Do not be confused. This is the same Mark Richt who was seen as too temperate, too dispassionate by some in the Georgia community.

A change of scenery as well as a change in his coaching responsibilities has been just the shot of professional botox that can benefit a fellow of a certain age.

True, there is no escaping the migraines of running a big-time college football program. Even now Richt awaits the outcome of a university investigation into whether four players violated NCAA rules through their relationship with a Miami luxury-car agency (included is the Hurricanes’ best defensive lineman). Richt had to recently suspend another player after a DUI charge.

Nor is there anything but a temporary calm before they start keeping score. Sooner or later the campfire singalong that accompanied Richt’s hiring will end and the games will begin. And Richt, who averaged nearly 10 wins a year at Georgia, is going to be asked to do that, and then some, at a program with five national championships in the bank. The Canes haven’t had a double-digit win season since 2003.

Richt’s arrival has for now quelled the unrest. Season-ticket sales are said to be on a rapid rise. There is talk that Richt — with a $1 million pledge of his own — will get a new indoor practice facility at Miami much quicker than he did at Athens. All the old Canes stars, who had not kept their grumbling to themselves as the luster of Miami football faded, have embraced the new guy, one of their own.

So many of the old stars showed up at a recent Miami camp, said Richt, that “I was trying to get some selfies myself.”

He fueled his own fire by the decision to return to coaching the quarterbacks — with assistance from his son Jon — and return to calling the offensive plays. (Left unsaid are any regrets that he turned over those duties to Mike Bobo a decade ago at Georgia).

At Miami, he has been like a man falling in love all over again. He certainly has re-sharpened his focus on why he got into this career back in the late 1980s, as first a FSU grad assistant for three long years.

“On a personal level — if I’m going to really enjoy it and have an energy level that I think it takes to be great — calling plays and game-planning and scheming has really energized me,” Richt said.

As he spent spring practice practically in the pocket with the quarterback, Richt, urging on the offense, has found himself just more involved, more a part of the smelting process of team building. “I think it’s important for the staff to see me compete.

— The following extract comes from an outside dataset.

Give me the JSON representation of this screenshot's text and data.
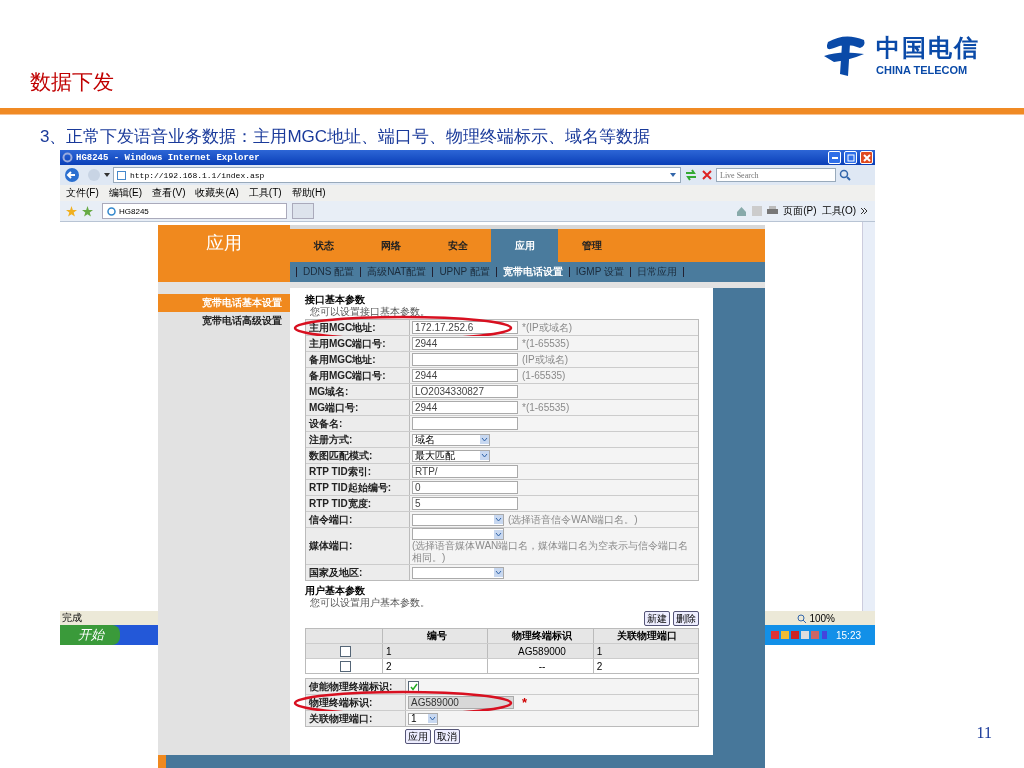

I think it’s important for the players to see me compete,” he said.

With the coaching change, Kaaya feels like he picked up another roommate. “Every meeting he wants to cover something with you. He always wants to watch film with us. He wants to correct something that I’m doing or one of the other quarterbacks is doing. You can see how hands-on he wants to be in our day-to-day schedule,” he said.

Among the items Richt packed and brought south with him was the certain knowledge that Aaron Murray was a very good role model. As such, Richt has drilled his current quarterback with highlights of his former one at Georgia, emphasizing Murray’s meticulous attention to detail.

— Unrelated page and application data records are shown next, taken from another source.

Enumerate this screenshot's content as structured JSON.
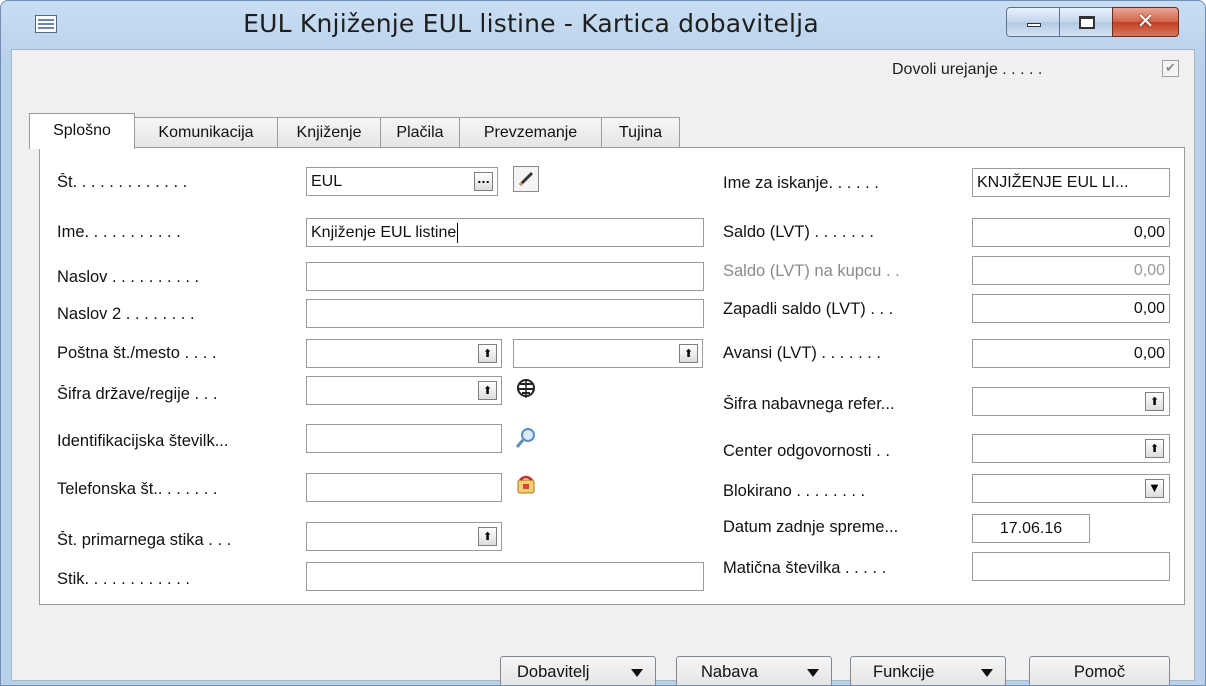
{
  "window": {
    "title": "EUL Knjiženje EUL listine - Kartica dobavitelja",
    "close_glyph": "✕"
  },
  "edit_allowed": {
    "label": "Dovoli urejanje . . . . .",
    "checked": true
  },
  "tabs": [
    {
      "label": "Splošno",
      "active": true
    },
    {
      "label": "Komunikacija"
    },
    {
      "label": "Knjiženje"
    },
    {
      "label": "Plačila"
    },
    {
      "label": "Prevzemanje"
    },
    {
      "label": "Tujina"
    }
  ],
  "left": {
    "no": {
      "label": "Št. . . . . . . . . . . . .",
      "value": "EUL",
      "lookup": "..."
    },
    "name": {
      "label": "Ime. . . . . . . . . . .",
      "value": "Knjiženje EUL listine"
    },
    "address": {
      "label": "Naslov . . . . . . . . . .",
      "value": ""
    },
    "address2": {
      "label": "Naslov 2 . . . . . . . .",
      "value": ""
    },
    "post_code": {
      "label": "Poštna št./mesto . . . .",
      "value": "",
      "city": ""
    },
    "country": {
      "label": "Šifra države/regije . . .",
      "value": ""
    },
    "vat_id": {
      "label": "Identifikacijska številk...",
      "value": ""
    },
    "phone": {
      "label": "Telefonska št.. . . . . . .",
      "value": ""
    },
    "contact_no": {
      "label": "Št. primarnega stika . . .",
      "value": ""
    },
    "contact": {
      "label": "Stik. . . . . . . . . . . .",
      "value": ""
    }
  },
  "right": {
    "search_name": {
      "label": "Ime za iskanje. . . . . .",
      "value": "KNJIŽENJE EUL LI..."
    },
    "balance": {
      "label": "Saldo (LVT) . . . . . . .",
      "value": "0,00"
    },
    "balance_customer": {
      "label": "Saldo (LVT) na kupcu . .",
      "value": "0,00"
    },
    "overdue": {
      "label": "Zapadli saldo (LVT) . . .",
      "value": "0,00"
    },
    "advances": {
      "label": "Avansi (LVT) . . . . . . .",
      "value": "0,00"
    },
    "purchaser": {
      "label": "Šifra nabavnega refer...",
      "value": ""
    },
    "resp_center": {
      "label": "Center odgovornosti . .",
      "value": ""
    },
    "blocked": {
      "label": "Blokirano . . . . . . . .",
      "value": ""
    },
    "last_modified": {
      "label": "Datum zadnje spreme...",
      "value": "17.06.16"
    },
    "reg_no": {
      "label": "Matična številka . . . . .",
      "value": ""
    }
  },
  "buttons": {
    "vendor": "Dobavitelj",
    "purchase": "Nabava",
    "functions": "Funkcije",
    "help": "Pomoč"
  },
  "icons": {
    "app": "form-icon",
    "edit": "pencil-icon",
    "country": "globe-icon",
    "vat_check": "magnifier-icon",
    "phone": "phone-icon",
    "lookup_arrow": "up-arrow-icon",
    "dropdown": "down-arrow-icon"
  },
  "colors": {
    "title_bar": "#b9d1ea",
    "close_button": "#c9452a",
    "panel": "#ffffff",
    "frame": "#f0f0f0"
  }
}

It is difficult to pry much else from Richt about his long Georgia experience, so locked in is he on his new life back in Miami.

His identity now is that of the guy living in the townhome in Coconut Grove, not far from campus. He is the one married to the Florida State grad who now will work the sidelines of that bitter rival in orange and green as a high-profile “water girl.”

Their new life together sounds quite paradisiacal. “We walk out of our townhome into shops, restaurants, a movie theater. We just walk when we go out on a date together,” Richt said.

And when not cavorting among the palms, this new Richt, brimming with rediscovered energy, is making it a habit to pop in on youth football teams around Dade, Broward and Palm Beach counties in order to plant seeds that may not sprout for years to come. That is a program he plans to carry even into the season. “I want those guys to love Miami,” Richt said.

And then, as if any more proof of his robustness were required, as if to emphasize just how fast his engine is running and how much distance he can put between himself and his previous life at Georgia, Richt asks, “Why would I be seeing 8-year-olds if I didn’t plan on sticking around for a while?”